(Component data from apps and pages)
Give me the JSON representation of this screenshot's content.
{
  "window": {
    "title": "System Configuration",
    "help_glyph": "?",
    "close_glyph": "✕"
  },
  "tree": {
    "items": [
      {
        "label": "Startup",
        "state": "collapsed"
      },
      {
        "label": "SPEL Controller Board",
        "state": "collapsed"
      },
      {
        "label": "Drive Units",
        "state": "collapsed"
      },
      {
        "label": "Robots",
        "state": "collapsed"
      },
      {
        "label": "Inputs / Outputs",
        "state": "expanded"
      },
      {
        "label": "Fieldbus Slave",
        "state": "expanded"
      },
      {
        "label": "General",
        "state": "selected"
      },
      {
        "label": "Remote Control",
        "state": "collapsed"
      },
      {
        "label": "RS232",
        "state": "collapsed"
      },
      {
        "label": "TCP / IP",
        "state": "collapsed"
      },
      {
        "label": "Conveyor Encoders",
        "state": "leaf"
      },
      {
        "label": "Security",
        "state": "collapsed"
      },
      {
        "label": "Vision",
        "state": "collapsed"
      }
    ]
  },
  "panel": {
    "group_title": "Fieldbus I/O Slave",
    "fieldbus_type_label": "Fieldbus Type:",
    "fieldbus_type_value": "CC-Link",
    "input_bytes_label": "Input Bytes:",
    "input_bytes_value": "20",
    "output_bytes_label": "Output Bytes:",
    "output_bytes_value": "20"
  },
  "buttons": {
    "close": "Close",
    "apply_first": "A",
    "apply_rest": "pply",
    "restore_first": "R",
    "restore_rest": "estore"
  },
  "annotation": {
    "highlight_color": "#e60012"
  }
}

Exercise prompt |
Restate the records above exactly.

Answer section |
Give me the JSON representation of this screenshot's content.
{
  "window": {
    "title": "System Configuration",
    "help_glyph": "?",
    "close_glyph": "✕"
  },
  "tree": {
    "items": [
      {
        "label": "Startup",
        "state": "collapsed"
      },
      {
        "label": "SPEL Controller Board",
        "state": "collapsed"
      },
      {
        "label": "Drive Units",
        "state": "collapsed"
      },
      {
        "label": "Robots",
        "state": "collapsed"
      },
      {
        "label": "Inputs / Outputs",
        "state": "expanded"
      },
      {
        "label": "Fieldbus Slave",
        "state": "expanded"
      },
      {
        "label": "General",
        "state": "selected"
      },
      {
        "label": "Remote Control",
        "state": "collapsed"
      },
      {
        "label": "RS232",
        "state": "collapsed"
      },
      {
        "label": "TCP / IP",
        "state": "collapsed"
      },
      {
        "label": "Conveyor Encoders",
        "state": "leaf"
      },
      {
        "label": "Security",
        "state": "collapsed"
      },
      {
        "label": "Vision",
        "state": "collapsed"
      }
    ]
  },
  "panel": {
    "group_title": "Fieldbus I/O Slave",
    "fieldbus_type_label": "Fieldbus Type:",
    "fieldbus_type_value": "CC-Link",
    "input_bytes_label": "Input Bytes:",
    "input_bytes_value": "20",
    "output_bytes_label": "Output Bytes:",
    "output_bytes_value": "20"
  },
  "buttons": {
    "close": "Close",
    "apply_first": "A",
    "apply_rest": "pply",
    "restore_first": "R",
    "restore_rest": "estore"
  },
  "annotation": {
    "highlight_color": "#e60012"
  }
}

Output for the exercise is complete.